To set a trap you will still want to find areas in the waterways that current is slowing down enough to drop small particles of gold. Just under small waterfalls is a great place to put a trap. A sluice box is a good item to use for a trap under a small waterfall. As the water flows over the edge of the fall and into the sluice box, the gold which would have usually fallen onto the streambed and worked it’s way underneath will be caught at the bottom of your sluice box instead. Later you can just pan through your sluice box to see if it contains gold. If it does, you know where to pan for all the gold that has been dropped in that area before you got there to check things out.
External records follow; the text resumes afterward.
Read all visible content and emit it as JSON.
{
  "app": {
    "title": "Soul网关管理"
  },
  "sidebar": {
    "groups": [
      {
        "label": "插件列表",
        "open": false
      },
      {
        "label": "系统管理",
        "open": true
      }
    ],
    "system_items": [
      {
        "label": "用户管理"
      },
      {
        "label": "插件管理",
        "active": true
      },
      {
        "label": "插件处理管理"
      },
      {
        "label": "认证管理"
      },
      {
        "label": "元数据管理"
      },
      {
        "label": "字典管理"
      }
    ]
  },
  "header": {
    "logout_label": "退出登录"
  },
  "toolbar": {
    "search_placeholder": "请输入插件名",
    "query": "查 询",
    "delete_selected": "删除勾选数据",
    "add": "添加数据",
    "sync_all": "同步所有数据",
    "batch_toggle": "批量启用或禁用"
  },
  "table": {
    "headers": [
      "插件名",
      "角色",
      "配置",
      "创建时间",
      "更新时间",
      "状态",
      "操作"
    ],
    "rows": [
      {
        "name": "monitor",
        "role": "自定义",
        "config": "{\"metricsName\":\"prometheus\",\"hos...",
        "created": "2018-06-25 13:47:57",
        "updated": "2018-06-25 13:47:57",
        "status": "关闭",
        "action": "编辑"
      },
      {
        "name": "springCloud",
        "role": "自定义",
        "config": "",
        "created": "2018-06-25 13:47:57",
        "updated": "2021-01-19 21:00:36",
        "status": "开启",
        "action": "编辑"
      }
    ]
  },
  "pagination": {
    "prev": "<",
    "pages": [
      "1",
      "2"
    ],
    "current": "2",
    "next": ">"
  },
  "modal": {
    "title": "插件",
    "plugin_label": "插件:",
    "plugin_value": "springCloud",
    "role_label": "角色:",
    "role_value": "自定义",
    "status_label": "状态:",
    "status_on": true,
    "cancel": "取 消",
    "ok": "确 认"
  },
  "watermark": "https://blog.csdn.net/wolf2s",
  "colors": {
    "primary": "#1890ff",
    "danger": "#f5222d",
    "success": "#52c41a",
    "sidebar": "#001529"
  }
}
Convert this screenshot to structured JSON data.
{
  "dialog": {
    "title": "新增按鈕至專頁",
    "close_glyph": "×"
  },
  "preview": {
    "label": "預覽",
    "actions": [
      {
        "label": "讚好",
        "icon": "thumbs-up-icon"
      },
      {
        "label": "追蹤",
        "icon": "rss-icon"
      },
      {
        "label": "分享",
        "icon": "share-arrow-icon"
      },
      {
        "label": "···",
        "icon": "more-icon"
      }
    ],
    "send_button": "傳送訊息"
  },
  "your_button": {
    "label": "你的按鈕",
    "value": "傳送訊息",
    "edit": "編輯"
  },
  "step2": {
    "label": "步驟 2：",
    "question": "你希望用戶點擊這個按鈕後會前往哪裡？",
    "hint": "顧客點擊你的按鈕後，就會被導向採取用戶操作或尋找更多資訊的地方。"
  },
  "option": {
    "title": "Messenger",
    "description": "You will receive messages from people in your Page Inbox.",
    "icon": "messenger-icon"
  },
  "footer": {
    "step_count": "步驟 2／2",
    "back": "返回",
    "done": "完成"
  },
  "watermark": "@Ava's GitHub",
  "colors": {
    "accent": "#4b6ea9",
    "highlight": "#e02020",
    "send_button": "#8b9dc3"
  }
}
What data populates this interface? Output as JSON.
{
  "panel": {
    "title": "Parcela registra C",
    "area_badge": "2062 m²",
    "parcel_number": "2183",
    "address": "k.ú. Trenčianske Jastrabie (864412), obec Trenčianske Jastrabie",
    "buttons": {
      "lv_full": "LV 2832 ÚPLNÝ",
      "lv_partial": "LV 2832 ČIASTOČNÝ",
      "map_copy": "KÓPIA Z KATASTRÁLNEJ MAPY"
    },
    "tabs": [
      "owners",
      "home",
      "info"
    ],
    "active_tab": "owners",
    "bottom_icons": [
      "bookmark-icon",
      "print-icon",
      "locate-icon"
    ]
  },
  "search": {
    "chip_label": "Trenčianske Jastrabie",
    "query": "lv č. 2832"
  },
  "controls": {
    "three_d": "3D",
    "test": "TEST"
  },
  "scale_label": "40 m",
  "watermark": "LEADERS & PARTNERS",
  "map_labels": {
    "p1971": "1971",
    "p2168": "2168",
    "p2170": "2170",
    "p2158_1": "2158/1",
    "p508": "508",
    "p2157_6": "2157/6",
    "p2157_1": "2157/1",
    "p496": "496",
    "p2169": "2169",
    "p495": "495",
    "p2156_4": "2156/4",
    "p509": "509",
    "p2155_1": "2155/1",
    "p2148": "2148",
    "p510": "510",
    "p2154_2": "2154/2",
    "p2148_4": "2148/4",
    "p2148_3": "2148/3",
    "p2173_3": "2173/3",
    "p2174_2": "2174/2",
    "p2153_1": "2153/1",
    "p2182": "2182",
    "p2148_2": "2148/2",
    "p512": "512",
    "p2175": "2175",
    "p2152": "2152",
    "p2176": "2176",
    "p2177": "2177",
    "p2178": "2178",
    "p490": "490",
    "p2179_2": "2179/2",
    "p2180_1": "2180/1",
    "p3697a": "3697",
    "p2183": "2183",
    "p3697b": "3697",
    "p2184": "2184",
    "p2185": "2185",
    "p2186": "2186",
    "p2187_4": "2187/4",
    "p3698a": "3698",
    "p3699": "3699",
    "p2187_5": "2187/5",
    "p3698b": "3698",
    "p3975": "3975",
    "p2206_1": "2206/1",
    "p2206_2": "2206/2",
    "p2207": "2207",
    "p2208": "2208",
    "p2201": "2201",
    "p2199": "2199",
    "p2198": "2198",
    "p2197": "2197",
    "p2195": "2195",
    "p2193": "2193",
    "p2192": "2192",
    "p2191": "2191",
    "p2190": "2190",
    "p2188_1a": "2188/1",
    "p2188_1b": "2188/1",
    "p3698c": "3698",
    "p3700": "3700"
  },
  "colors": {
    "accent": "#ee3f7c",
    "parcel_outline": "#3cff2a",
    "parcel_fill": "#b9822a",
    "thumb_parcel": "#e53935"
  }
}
If you see an area in a creek that a rapid current slows significantly enough to drop gold particles, you will want to place the trap right where the current begins to slow. a ribbed sluice will do the trick for many areas. You will want to put something at the front of the trap that will will slow the water hitting it and redirect the current around it. A sheet of metal or a rock will serve this purpose. Gold will hit the blocade and fall into the trap as the water is slowed. Later in the season as water levels fall and slow down you can pull that trap out of the water and check it for gold particles.

When panning season comes around you will only need to pull your traps to find which areas will be productive places to begin your panning or dredging. You get to spend your time panning the gold instead of searching for places that you might find gold if you pan. You should place at least three or four traps in varied locations. The more you place, the more likely you will be to find a productive location to begin prospecting later. Check your traps periodically and if you find they are not producing any gold, move them to a different location.

A last note about placing traps, though, is that you want to place them where others are not likely to run across them before you get back to them. Find spots that you can monitor with ease. Whenever possible, set the trap in a way it won’t be noticed by someone just walking by the trap. Your aim is not to help someone else locate the mother lode.